The Santa-is-white-myth was thoroughly debunked last week, but it made us wonder: What other things about Christmas do we take for granted? Are workshops filled with worker elves? Does Santa really live at the North Pole? And Rudolph—does he even exist? What can you believe in anymore?
The Daily Beast looked into the details of Christmas that millions of Americans take for granted and found the truths about Santa to be as shaky as a bowl full of jelly.
Fact check: Santa edition
Saint Nick is the patron saint of children… and prostitutes.
The original bearded gift-giver on which the legend of Claus was formed made a name for himself in the Christian faith by helping a poverty-stricken neighbor, whose three virgin daughters would have been forced into prostitution if not for the secret gifts of gold from St. Nick. That’s why St. Nick is the patron saint of prostitutes. But he wasn’t finished. Nicholas earned his better-known title, patron saint of children, by resurrecting three boys who had been murdered by an innkeeper, after their bodies had been pickled in barrels.
It’s unlikely Santa lives in the North Pole.
Think Santa lives in the North Pole? How very American of you. It turns out there’s quite the controversy over where the Christmas icon makes his home.
Norwegians says the man in red resides in Drøbak; the Danes send their wish lists to Greenland. But perhaps the most passionate claim to Santa’s home was made by Finland in 1927. Residents there proclaimed in 1927 that Santa could never live in the North Pole because his reindeer would never survive. Finland’s tourism board now declares “Everyone knows that Santa and his reindeer live in Lapland,” though they concede, he might keep an office at the North Pole.
His relationship with Mrs. Claus is pretty new.
Prior to Margaret Eytinge’s 1881 poem “Mistress Santa Claus,” Santa was a solo, leading incredulous housewives to wonder just how a man better known for his jollies could pull off such a holiday all by himself. University of Minnesota Professor Karal Ann Marling explains that it was in the 19th century that Christmas became a lavish family event and thus, woman’s work. The winter holiday was celebrated with an elaborate feast, trees were meticulously decorated with upright candles, and presents were held in fancy cornucopias then later in perfectly wrapped packages. Without these original Martha Stewarts, there might have been no Mrs. Claus.
This is a new look for him.

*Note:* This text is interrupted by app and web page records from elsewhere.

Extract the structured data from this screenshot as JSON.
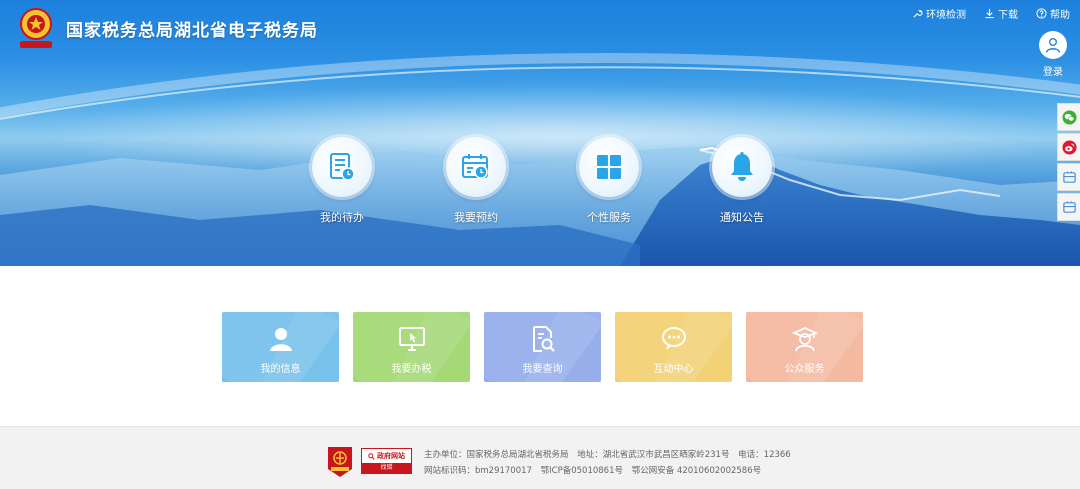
{
  "header": {
    "site_title": "国家税务总局湖北省电子税务局",
    "links": [
      {
        "label": "环境检测",
        "icon": "wrench-icon"
      },
      {
        "label": "下载",
        "icon": "download-icon"
      },
      {
        "label": "帮助",
        "icon": "help-icon"
      }
    ],
    "login_label": "登录"
  },
  "banner_features": [
    {
      "label": "我的待办",
      "icon": "todo-list-icon"
    },
    {
      "label": "我要预约",
      "icon": "calendar-clock-icon"
    },
    {
      "label": "个性服务",
      "icon": "grid-icon"
    },
    {
      "label": "通知公告",
      "icon": "bell-icon"
    }
  ],
  "sidebar": [
    "wechat-icon",
    "weibo-icon",
    "app-icon",
    "app-icon"
  ],
  "tiles": [
    {
      "label": "我的信息",
      "icon": "user-icon",
      "color": "#6dbcea"
    },
    {
      "label": "我要办税",
      "icon": "monitor-icon",
      "color": "#9ed66b"
    },
    {
      "label": "我要查询",
      "icon": "search-document-icon",
      "color": "#8fa8ea"
    },
    {
      "label": "互动中心",
      "icon": "chat-icon",
      "color": "#f2cf6a"
    },
    {
      "label": "公众服务",
      "icon": "public-service-icon",
      "color": "#f4b49a"
    }
  ],
  "footer": {
    "sponsor": "主办单位：国家税务总局湖北省税务局",
    "address": "地址：湖北省武汉市武昌区晒家岭231号",
    "phone": "电话：12366",
    "site_id": "网站标识码：bm29170017",
    "icp": "鄂ICP备05010861号",
    "police": "鄂公网安备 42010602002586号",
    "badge_top": "政府网站",
    "badge_bottom": "找错"
  },
  "colors": {
    "primary": "#1d80dd",
    "icon_blue": "#2aa5e8",
    "badge_red": "#c9151e"
  }
}
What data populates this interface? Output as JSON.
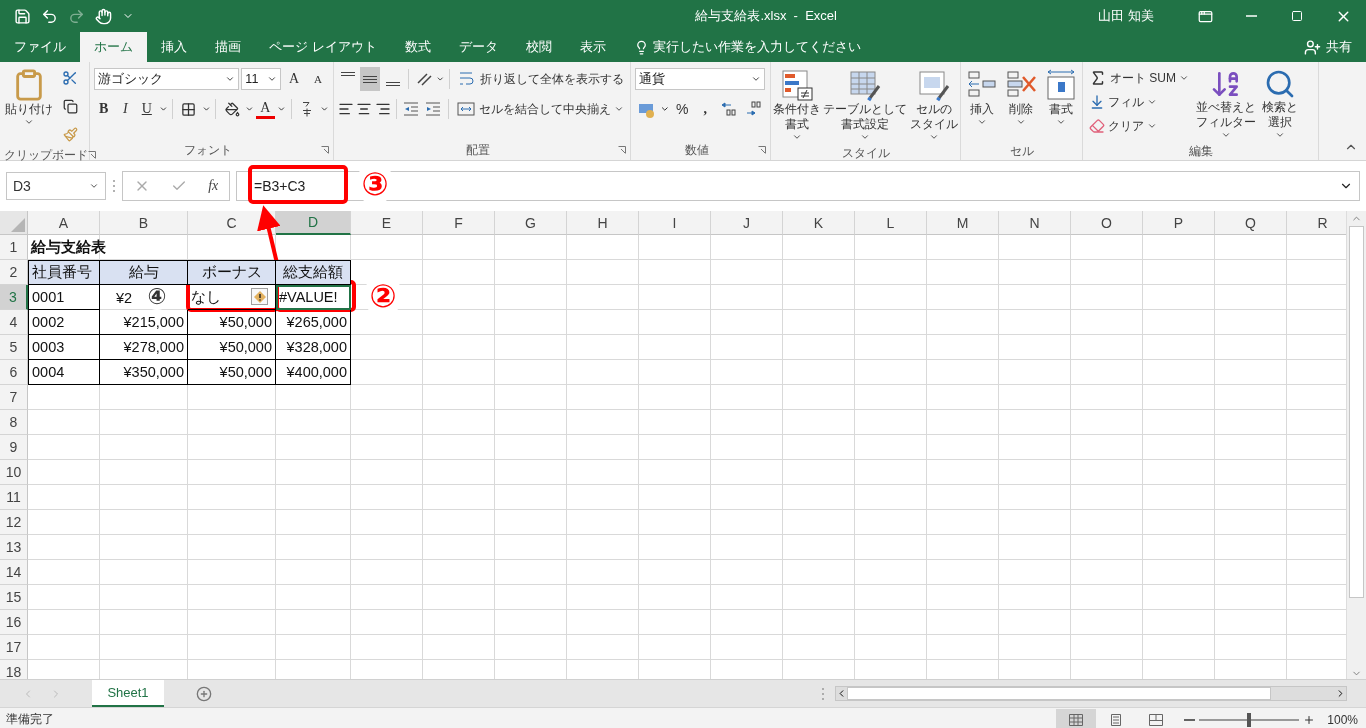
{
  "title_bar": {
    "title": "給与支給表.xlsx  -  Excel",
    "user": "山田 知美"
  },
  "ribbon_tabs": [
    {
      "label": "ファイル",
      "selected": false
    },
    {
      "label": "ホーム",
      "selected": true
    },
    {
      "label": "挿入",
      "selected": false
    },
    {
      "label": "描画",
      "selected": false
    },
    {
      "label": "ページ レイアウト",
      "selected": false
    },
    {
      "label": "数式",
      "selected": false
    },
    {
      "label": "データ",
      "selected": false
    },
    {
      "label": "校閲",
      "selected": false
    },
    {
      "label": "表示",
      "selected": false
    }
  ],
  "tell_me": "実行したい作業を入力してください",
  "share": "共有",
  "clipboard": {
    "paste": "貼り付け",
    "label": "クリップボード"
  },
  "font": {
    "name": "游ゴシック",
    "size": "11",
    "grow": "A",
    "shrink": "A",
    "bold": "B",
    "italic": "I",
    "underline": "U",
    "color_letter": "A",
    "label": "フォント"
  },
  "alignment": {
    "vertical": [
      {
        "kind": "top",
        "selected": false
      },
      {
        "kind": "middle",
        "selected": true
      },
      {
        "kind": "bottom",
        "selected": false
      }
    ],
    "wrap": "折り返して全体を表示する",
    "merge": "セルを結合して中央揃え",
    "label": "配置"
  },
  "number": {
    "format": "通貨",
    "percent": "%",
    "comma": ",",
    "label": "数値"
  },
  "styles": {
    "label": "スタイル",
    "buttons": [
      {
        "kind": "conditional",
        "lines": [
          "条件付き",
          "書式"
        ]
      },
      {
        "kind": "table",
        "lines": [
          "テーブルとして",
          "書式設定"
        ]
      },
      {
        "kind": "cell_styles",
        "lines": [
          "セルの",
          "スタイル"
        ]
      }
    ]
  },
  "cells_group": {
    "label": "セル",
    "buttons": [
      {
        "kind": "insert",
        "lines": [
          "挿入"
        ]
      },
      {
        "kind": "delete",
        "lines": [
          "削除"
        ]
      },
      {
        "kind": "format",
        "lines": [
          "書式"
        ]
      }
    ]
  },
  "editing": {
    "label": "編集",
    "small": [
      {
        "kind": "autosum",
        "text": "オート SUM"
      },
      {
        "kind": "fill",
        "text": "フィル"
      },
      {
        "kind": "clear",
        "text": "クリア"
      }
    ],
    "buttons": [
      {
        "kind": "sort",
        "lines": [
          "並べ替えと",
          "フィルター"
        ]
      },
      {
        "kind": "find",
        "lines": [
          "検索と",
          "選択"
        ]
      }
    ]
  },
  "formula_bar": {
    "name_box": "D3",
    "fx": "fx",
    "formula": "=B3+C3"
  },
  "sheet": {
    "columns": [
      {
        "label": "A",
        "selected": false
      },
      {
        "label": "B",
        "selected": false
      },
      {
        "label": "C",
        "selected": false
      },
      {
        "label": "D",
        "selected": true
      },
      {
        "label": "E",
        "selected": false
      },
      {
        "label": "F",
        "selected": false
      },
      {
        "label": "G",
        "selected": false
      },
      {
        "label": "H",
        "selected": false
      },
      {
        "label": "I",
        "selected": false
      },
      {
        "label": "J",
        "selected": false
      },
      {
        "label": "K",
        "selected": false
      },
      {
        "label": "L",
        "selected": false
      },
      {
        "label": "M",
        "selected": false
      },
      {
        "label": "N",
        "selected": false
      },
      {
        "label": "O",
        "selected": false
      },
      {
        "label": "P",
        "selected": false
      },
      {
        "label": "Q",
        "selected": false
      },
      {
        "label": "R",
        "selected": false
      }
    ],
    "rows": [
      {
        "label": "1",
        "selected": false
      },
      {
        "label": "2",
        "selected": false
      },
      {
        "label": "3",
        "selected": true
      },
      {
        "label": "4",
        "selected": false
      },
      {
        "label": "5",
        "selected": false
      },
      {
        "label": "6",
        "selected": false
      },
      {
        "label": "7",
        "selected": false
      },
      {
        "label": "8",
        "selected": false
      },
      {
        "label": "9",
        "selected": false
      },
      {
        "label": "10",
        "selected": false
      },
      {
        "label": "11",
        "selected": false
      },
      {
        "label": "12",
        "selected": false
      },
      {
        "label": "13",
        "selected": false
      },
      {
        "label": "14",
        "selected": false
      },
      {
        "label": "15",
        "selected": false
      },
      {
        "label": "16",
        "selected": false
      },
      {
        "label": "17",
        "selected": false
      },
      {
        "label": "18",
        "selected": false
      }
    ],
    "data": [
      {
        "cells": [
          {
            "text": "給与支給表",
            "kind": "title",
            "selected": false,
            "error_flag": false
          }
        ]
      },
      {
        "cells": [
          {
            "text": "社員番号",
            "kind": "header_left",
            "selected": false,
            "error_flag": false
          },
          {
            "text": "給与",
            "kind": "header",
            "selected": false,
            "error_flag": false
          },
          {
            "text": "ボーナス",
            "kind": "header",
            "selected": false,
            "error_flag": false
          },
          {
            "text": "総支給額",
            "kind": "header",
            "selected": false,
            "error_flag": false
          }
        ]
      },
      {
        "cells": [
          {
            "text": "0001",
            "kind": "text",
            "selected": false,
            "error_flag": false
          },
          {
            "text": "¥2",
            "kind": "partial",
            "selected": false,
            "error_flag": false
          },
          {
            "text": "なし",
            "kind": "text",
            "selected": false,
            "error_flag": true
          },
          {
            "text": "#VALUE!",
            "kind": "text",
            "selected": true,
            "error_flag": false
          }
        ]
      },
      {
        "cells": [
          {
            "text": "0002",
            "kind": "text",
            "selected": false,
            "error_flag": false
          },
          {
            "text": "¥215,000",
            "kind": "number",
            "selected": false,
            "error_flag": false
          },
          {
            "text": "¥50,000",
            "kind": "number",
            "selected": false,
            "error_flag": false
          },
          {
            "text": "¥265,000",
            "kind": "number",
            "selected": false,
            "error_flag": false
          }
        ]
      },
      {
        "cells": [
          {
            "text": "0003",
            "kind": "text",
            "selected": false,
            "error_flag": false
          },
          {
            "text": "¥278,000",
            "kind": "number",
            "selected": false,
            "error_flag": false
          },
          {
            "text": "¥50,000",
            "kind": "number",
            "selected": false,
            "error_flag": false
          },
          {
            "text": "¥328,000",
            "kind": "number",
            "selected": false,
            "error_flag": false
          }
        ]
      },
      {
        "cells": [
          {
            "text": "0004",
            "kind": "text",
            "selected": false,
            "error_flag": false
          },
          {
            "text": "¥350,000",
            "kind": "number",
            "selected": false,
            "error_flag": false
          },
          {
            "text": "¥50,000",
            "kind": "number",
            "selected": false,
            "error_flag": false
          },
          {
            "text": "¥400,000",
            "kind": "number",
            "selected": false,
            "error_flag": false
          }
        ]
      }
    ]
  },
  "annotations": [
    {
      "label": "③",
      "color": "#ff0000"
    },
    {
      "label": "②",
      "color": "#ff0000"
    },
    {
      "label": "④",
      "color": "#333333"
    }
  ],
  "sheet_tabs": [
    {
      "label": "Sheet1",
      "selected": true
    }
  ],
  "status": {
    "text": "準備完了",
    "views": [
      {
        "kind": "normal",
        "selected": true
      },
      {
        "kind": "page_layout",
        "selected": false
      },
      {
        "kind": "page_break",
        "selected": false
      }
    ],
    "zoom": {
      "level": 0.5,
      "label": "100%"
    }
  }
}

The big-bellied, grandfather type you expect to see slide down your chimney is a direct result of Thomas Nast, an illustrator who in 1881 perfected his iconic image of a rotund, red-cheeked, bearded Santa in Harpers Weekly. Before these famous cartoons went viral, Santa was depicted either as a tall, thin, and less than jolly fellow or an elfin man. (Remember ‘Twas the Night Before Christmas’ “a miniature sleigh, and eight tiny reindeer, with a little old driver, so lively and quick, I knew in a moment it must be St. Nick?”)
The Santa we know and love today was given to us by Haddon Sundblom, who was commissioned by Coca-Cola to create a “wholesome Santa.” Sundblom’s 1931 version of the ruddy-complexioned Santa also cemented his red and white suit.
He doesn’t work alone.
Delivering toys to all the good little girls and boys is a big job, and at one time (and still in some places) St. Nick had friends to help out. In the Netherlands, St. Nick has Zwarte Piet (Black Pete), a type of servant who hands out pranks as well as candy. In Austria, a far more terrifying figure keeps the children on the nice list: His cloven-footed friend Krampus is armed with a bundle of birch sticks for beating and a large sack for snatching naughty children and hauling them back to Hell.
Reindeers pull the sleigh.
Fact: Reindeers don’t fly. So why not a flock of eagles to pull Santa’s sleigh? There are some far-out theories for this one, including one that posits Siberian shamans used magic mushrooms to hallucinate with the beasts. But the more widely accepted tale of how we got to Dasher and Dancer and Prancer and the rest lies with the Norse god Odin (an early influence for our beloved Santa) who delivered gifts while atop a flying, eight-legged, white horse named Sleipnir.
Elves make the toys.
Elves have been associated with Christmas for some time – Santa himself was described as one in 1822—but the hardworking little guys we think of today didn’t show up until an 1857 poem in Harper’s Weekly told the tale of Santa’s workshop:
In his house upon the top of a hill,
And almost out of sight,
He keeps a great many elves at work,
All working with all their might,
To make a million of pretty things,
Cakes, sugar-plums, and toys,
To fill the stockings, hung up you know
By the little girls and boys.
Elves in other countries aren’t so helpful. In Greece, they sneak into homes to scare children, and in Scandinavia, the gnomes play pranks.
Santa loves milk and cookies.
Come on kids, get creative. Santa snacks on rice pudding in Denmark, sponge cake in Chile, Kulkuls in India, and mince pies in the U.K. The Brits also leave Santa a sherry, because hey, it’s going to be a long night.